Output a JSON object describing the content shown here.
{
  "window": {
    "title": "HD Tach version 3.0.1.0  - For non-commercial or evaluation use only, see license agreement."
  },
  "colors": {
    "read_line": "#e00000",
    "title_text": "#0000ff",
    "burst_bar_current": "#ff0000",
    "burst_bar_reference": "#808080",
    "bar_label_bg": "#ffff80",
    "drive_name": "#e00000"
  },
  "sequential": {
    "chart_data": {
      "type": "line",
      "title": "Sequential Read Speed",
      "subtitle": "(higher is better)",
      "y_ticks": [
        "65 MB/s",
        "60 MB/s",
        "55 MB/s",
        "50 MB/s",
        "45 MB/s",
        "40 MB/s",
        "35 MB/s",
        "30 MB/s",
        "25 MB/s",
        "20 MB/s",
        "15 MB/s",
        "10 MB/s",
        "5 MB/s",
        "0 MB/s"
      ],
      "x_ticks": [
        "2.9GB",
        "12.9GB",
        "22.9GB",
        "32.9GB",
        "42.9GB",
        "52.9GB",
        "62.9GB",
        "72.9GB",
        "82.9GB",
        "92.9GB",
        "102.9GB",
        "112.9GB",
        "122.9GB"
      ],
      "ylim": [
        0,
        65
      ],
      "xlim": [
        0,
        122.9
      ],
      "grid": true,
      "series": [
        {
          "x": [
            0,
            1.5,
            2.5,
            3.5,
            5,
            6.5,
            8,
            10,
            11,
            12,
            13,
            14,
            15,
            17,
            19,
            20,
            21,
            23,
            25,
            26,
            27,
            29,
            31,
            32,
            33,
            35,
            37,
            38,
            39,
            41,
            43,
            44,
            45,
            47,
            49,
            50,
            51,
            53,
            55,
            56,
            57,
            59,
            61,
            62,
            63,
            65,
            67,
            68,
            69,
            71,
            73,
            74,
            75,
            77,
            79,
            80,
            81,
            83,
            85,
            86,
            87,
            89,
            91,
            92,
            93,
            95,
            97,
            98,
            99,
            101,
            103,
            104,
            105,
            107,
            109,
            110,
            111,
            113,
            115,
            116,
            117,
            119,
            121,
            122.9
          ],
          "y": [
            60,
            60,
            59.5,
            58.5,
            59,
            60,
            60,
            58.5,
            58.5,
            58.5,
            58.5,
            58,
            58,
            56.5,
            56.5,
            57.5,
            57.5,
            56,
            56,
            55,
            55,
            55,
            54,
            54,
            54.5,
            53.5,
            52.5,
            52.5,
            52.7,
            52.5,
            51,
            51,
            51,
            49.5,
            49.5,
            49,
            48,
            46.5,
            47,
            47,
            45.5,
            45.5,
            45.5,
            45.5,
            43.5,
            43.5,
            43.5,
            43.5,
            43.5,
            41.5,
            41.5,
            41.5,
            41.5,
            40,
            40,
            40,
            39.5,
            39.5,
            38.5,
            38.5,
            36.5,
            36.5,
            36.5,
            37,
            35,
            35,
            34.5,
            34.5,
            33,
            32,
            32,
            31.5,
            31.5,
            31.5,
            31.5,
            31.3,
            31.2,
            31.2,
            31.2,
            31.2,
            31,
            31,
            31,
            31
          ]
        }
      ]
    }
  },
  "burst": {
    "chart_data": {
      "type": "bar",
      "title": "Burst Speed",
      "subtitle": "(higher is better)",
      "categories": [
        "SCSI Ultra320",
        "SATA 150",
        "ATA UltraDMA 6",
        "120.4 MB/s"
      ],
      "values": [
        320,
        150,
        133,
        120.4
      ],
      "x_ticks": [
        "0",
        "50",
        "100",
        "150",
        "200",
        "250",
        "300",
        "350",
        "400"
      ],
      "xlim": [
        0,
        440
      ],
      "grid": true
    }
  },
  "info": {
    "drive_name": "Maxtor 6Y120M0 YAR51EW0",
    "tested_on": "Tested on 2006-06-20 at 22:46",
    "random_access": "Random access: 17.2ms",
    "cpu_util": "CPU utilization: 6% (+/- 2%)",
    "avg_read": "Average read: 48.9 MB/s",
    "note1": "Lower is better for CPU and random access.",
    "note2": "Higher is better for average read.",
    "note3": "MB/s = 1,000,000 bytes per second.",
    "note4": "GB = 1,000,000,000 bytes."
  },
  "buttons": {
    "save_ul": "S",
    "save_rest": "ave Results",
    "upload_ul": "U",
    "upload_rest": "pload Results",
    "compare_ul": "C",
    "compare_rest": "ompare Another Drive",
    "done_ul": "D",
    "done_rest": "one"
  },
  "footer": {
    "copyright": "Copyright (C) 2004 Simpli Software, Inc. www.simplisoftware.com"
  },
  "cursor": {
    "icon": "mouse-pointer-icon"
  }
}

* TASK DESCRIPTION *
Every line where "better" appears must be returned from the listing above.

* ANSWER SECTION *
      "subtitle": "(higher is better)",
      "subtitle": "(higher is better)",
    "note1": "Lower is better for CPU and random access.",
    "note2": "Higher is better for average read.",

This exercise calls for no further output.